[Excerpts from an interface dataset]
-------
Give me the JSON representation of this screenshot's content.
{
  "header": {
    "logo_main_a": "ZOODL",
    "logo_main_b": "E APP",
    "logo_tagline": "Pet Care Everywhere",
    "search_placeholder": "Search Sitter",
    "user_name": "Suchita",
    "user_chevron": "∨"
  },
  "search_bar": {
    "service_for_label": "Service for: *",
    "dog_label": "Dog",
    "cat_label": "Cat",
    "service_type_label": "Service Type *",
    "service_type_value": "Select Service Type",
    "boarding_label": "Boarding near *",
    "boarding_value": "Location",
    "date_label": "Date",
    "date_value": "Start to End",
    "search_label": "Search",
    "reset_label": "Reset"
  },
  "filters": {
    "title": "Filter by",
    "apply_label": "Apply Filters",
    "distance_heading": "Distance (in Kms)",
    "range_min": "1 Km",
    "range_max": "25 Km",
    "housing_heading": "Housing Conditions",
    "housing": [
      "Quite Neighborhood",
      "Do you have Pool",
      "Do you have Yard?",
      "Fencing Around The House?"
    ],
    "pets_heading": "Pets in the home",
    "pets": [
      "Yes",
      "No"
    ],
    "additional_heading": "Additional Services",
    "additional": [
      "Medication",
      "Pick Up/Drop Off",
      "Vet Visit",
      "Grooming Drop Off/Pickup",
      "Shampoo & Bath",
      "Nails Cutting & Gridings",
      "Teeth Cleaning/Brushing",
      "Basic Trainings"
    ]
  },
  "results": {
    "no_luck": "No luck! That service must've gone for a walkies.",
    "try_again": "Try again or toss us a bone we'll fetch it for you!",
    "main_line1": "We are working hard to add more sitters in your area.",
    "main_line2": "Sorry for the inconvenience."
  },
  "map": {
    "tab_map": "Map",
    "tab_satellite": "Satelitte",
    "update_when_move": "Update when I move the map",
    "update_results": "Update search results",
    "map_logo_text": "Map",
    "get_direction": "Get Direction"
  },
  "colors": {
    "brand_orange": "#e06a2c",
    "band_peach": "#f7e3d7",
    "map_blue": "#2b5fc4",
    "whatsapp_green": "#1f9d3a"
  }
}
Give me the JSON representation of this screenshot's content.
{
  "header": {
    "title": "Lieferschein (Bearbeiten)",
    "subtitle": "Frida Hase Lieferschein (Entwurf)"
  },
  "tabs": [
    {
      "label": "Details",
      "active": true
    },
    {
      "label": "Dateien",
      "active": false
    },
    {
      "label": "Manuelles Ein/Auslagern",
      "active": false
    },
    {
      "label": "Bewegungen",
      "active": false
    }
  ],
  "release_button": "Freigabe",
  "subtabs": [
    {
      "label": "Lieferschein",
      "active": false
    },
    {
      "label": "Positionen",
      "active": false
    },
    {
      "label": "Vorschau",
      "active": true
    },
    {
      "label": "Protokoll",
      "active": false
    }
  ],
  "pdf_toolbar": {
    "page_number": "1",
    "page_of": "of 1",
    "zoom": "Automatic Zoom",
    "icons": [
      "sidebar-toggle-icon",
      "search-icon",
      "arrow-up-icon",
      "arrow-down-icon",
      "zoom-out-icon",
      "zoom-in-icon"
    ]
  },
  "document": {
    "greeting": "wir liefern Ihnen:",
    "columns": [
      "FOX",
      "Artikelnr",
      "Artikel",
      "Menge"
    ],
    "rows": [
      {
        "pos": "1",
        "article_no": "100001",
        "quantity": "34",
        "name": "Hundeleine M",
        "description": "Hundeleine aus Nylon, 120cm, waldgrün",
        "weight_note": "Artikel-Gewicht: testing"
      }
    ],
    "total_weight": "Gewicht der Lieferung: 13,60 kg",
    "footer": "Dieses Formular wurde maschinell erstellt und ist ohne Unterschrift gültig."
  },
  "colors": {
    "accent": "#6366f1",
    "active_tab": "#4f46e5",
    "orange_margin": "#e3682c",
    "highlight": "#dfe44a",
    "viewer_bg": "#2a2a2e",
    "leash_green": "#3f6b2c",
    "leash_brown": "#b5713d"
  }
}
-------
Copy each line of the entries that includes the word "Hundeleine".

Solved exercise:
        "name": "Hundeleine M",
        "description": "Hundeleine aus Nylon, 120cm, waldgrün",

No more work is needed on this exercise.